The study, from the Australian Catholic University’s Institute of Health and Ageing, looked at the driving habits of 2800 adults taking part in the Australian Diabetes, Obesity and Lifestyle study.The data was then compared against health measures including body mass index (BMI), waist circumference, fasting plasma glucose, and a range of cardio-metabolic risk factors.
The results showed that when compared to individuals who spent 15 minutes or less each day in the car, those who spent more than an hour behind the wheel — around 25% of the participants — were more likely to have a 0.8 higher BMI number (equivalent to 2.3 kg for a person with a height of 1.7 m), and 1.5 cm greater waist circumference. The study also found that men who drive at least an hour a day were more likely to put on weight than women.

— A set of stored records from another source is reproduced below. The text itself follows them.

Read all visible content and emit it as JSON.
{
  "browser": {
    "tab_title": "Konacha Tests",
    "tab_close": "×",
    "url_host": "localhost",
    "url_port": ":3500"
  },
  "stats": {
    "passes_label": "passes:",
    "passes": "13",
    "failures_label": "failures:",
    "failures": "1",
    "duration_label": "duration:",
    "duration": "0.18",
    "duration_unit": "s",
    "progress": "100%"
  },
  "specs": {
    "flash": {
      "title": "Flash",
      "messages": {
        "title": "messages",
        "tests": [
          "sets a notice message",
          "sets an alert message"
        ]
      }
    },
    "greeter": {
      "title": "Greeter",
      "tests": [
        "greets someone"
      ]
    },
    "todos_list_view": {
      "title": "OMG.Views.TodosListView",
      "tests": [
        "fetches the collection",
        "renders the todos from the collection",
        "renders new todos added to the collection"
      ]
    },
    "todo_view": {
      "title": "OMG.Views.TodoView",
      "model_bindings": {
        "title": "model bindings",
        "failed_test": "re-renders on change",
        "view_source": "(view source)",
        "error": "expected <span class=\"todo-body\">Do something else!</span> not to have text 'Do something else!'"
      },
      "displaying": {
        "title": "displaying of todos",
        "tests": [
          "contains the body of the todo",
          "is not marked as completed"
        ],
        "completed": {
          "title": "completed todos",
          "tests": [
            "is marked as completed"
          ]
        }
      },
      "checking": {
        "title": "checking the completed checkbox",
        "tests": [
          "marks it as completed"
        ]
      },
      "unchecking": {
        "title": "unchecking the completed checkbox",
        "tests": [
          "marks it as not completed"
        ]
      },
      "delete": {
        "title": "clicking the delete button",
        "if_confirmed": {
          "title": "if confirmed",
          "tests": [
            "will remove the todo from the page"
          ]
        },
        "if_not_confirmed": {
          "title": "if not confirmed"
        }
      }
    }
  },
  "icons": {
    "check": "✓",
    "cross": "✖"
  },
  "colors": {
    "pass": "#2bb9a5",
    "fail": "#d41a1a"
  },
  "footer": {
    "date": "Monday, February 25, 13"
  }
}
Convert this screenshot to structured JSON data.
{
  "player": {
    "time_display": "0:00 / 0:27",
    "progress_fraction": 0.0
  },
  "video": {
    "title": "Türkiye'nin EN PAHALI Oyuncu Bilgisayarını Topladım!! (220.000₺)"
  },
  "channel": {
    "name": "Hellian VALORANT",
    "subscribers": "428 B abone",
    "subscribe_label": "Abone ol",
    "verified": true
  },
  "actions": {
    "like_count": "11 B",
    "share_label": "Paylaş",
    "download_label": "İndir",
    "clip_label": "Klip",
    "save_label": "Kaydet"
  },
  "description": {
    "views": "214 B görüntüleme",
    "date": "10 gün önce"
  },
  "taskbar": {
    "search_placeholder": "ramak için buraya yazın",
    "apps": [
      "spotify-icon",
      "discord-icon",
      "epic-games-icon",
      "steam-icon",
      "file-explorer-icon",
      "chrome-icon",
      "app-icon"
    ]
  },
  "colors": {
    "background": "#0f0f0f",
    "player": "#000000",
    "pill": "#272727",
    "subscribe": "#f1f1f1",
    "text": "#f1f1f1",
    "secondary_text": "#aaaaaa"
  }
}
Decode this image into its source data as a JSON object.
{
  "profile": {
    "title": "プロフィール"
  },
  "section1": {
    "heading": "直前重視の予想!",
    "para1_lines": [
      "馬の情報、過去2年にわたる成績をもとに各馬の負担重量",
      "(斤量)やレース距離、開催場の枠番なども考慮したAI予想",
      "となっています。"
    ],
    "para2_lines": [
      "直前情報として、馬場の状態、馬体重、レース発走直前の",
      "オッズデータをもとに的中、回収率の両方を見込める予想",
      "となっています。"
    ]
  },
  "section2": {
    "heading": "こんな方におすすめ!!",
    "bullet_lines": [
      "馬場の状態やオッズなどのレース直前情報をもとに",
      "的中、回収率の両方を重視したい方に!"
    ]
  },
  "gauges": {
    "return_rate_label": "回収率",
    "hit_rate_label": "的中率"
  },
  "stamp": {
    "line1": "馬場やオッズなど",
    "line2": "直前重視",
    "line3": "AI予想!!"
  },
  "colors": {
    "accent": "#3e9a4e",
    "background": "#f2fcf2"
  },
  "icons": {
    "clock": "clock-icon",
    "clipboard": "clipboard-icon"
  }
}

According to the Australian Bureau of Statistics, 78% of people use a car as the main form of transport to go to work, with the study’s lead author Professor Takemi Sugiyama also adding that other countries that use a car as their main form of transport include the USA (86% of people), UK (64%), and Sweden (54%). Instead of just focusing on reducing traffic, congestion, and air pollution, Professor Sugiyama now believes that transport sectors could use this information to further promote more active travel in an effort to avoid the negative health effects of prolonged sitting behind the wheel.
Current guidelines recommended by WHO advise 150 minutes of “moderate intensity” activity per week for people over 18, which can include activities such as walking or cycling to work, and not just exercise through sport. They also advise that doing some physical activity is better than doing none at all, and that incorporating activity into daily life in relatively simple ways, such as walking to work, will help people achieve the recommended activity levels and reduce their risk of obesity and obesity-related diseases.
The findings can be found online published in the journal, Preventive Medicine.